Ising Solver – Currently Quantum Ising solvers are limited in terms of scale and quality. Near quantum approaches (digital annealers based Ising solver) offer scale at a certain level with acceptable quality but at high cost. This project is aimed to develop a scalable and low cost alternative Ising solver to handle Non convex/NP-hard optimization problems.
We have a number of customers that use our platform to solve optimization type problems. We plan to build our own Ising solvers to augment our backend infrastructure and provide significant cost savings. This is critical as many tasks require large volume processing and large timescales rendering per hour rate models currently offered by market players unsustainable in the long term. Any technology can be adopted – software acceleration, massive parallelization, light pulses/photonics, or other methods as long as the solution is based on room temperature operations. The task is to build this solver.
We are open to building the Ising solvers using open source software based on this article (see link below).
Medical image restoration – DICOM for-processing images are used for diagnosis of breast cancer and created using the ”for processing images” which are then discarded but may be required for any ongoing diagnostics at a future date. The goal of this project is to restore the for-processing image by exploiting quantum computing technology together with state-of-the-art ML algorithms. The outcome of this project could be applied to other image restoration processes.

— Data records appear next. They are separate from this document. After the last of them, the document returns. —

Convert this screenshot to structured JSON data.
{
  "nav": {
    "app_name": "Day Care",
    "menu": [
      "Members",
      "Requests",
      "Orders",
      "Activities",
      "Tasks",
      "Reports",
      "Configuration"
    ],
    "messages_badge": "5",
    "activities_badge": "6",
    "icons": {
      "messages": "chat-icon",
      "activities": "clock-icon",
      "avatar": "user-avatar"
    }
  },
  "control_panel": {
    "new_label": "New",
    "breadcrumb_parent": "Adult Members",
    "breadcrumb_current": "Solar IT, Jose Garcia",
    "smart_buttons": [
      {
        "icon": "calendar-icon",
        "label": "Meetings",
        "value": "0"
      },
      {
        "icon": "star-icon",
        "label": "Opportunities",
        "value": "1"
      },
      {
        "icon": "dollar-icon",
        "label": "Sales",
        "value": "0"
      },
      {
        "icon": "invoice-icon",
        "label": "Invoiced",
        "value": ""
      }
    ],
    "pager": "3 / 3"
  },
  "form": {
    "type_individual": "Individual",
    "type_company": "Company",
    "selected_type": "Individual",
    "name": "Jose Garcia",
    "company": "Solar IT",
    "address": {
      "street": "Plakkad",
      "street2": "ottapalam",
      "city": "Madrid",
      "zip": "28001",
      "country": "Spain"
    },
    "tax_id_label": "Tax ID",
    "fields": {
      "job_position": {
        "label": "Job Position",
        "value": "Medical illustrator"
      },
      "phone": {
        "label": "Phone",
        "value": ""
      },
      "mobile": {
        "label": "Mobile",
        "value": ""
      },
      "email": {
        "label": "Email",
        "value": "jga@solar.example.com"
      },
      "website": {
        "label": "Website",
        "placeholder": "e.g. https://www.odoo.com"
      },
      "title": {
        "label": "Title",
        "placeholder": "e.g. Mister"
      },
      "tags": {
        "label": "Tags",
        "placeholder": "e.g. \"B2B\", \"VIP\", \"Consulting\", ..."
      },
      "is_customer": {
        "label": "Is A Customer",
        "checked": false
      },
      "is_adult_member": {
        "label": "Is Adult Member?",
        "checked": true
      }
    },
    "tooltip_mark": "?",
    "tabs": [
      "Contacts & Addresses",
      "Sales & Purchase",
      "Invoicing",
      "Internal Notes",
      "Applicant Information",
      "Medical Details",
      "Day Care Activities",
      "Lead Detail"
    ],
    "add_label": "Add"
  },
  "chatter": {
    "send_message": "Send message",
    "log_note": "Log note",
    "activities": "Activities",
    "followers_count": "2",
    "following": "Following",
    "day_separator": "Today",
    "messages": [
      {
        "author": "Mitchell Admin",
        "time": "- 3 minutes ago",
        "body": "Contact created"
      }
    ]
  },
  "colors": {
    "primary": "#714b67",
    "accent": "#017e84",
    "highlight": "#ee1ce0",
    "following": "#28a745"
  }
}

Raw files of medical images are usually discarded after they have been processed (as physicians typically uses processed images for diagnosis). However, there may be occasion where the raw images are desired. It is also not possible for hospitals to store ever increasing raw files of medical images.
Can quantum computers demonstrate practical computational advantage with less than 1 million physical qubits?
So far, rigorous proofs of quantum advantage or speedup have only been carried out for very few quantum computing algorithms, including Shor’s, Grover’s and Gaussian Boson Sampling. Useful applications of Shor’s and Grover’s applications are well known, but will require hundreds of thousands or millions of qubits to be implemented using today’s hardware platforms. Will hardware improve enough to run these with one-tenth or one-hundredth as many qubits?
Alternatively, are there other algorithms or approaches, (e.g. QML) that might demonstrate practical speedups with far less qubits required?
Is it possible to resolve the number of photons in an optical pulse at telecom wavelengths, using only room-temperature equipment?
Single photon, or photon-number-resolving (PNR) detection at wavelengths between 1300-1600 nm has been demonstrated using SNSPDs (silicon nanowires) and tungsten TES detectors. Both require cryogenic cooling. Are there any other potential technologies, in earlier stages of development, that could potentially achieve similar performance while operating at room temperature?
What existing Canadian industries will be the first to adopt quantum technologies?
Finding users or adopters of quantum technologies in Canada is a challenge, given the limited range of industries that have R&D activities in Canada, and the concentration of resource based and “low-technology” industries. Canada has a lot of quantum tech development. Which domestic industries can become early adopters instead of relying on exports to foreign customers as the first comers?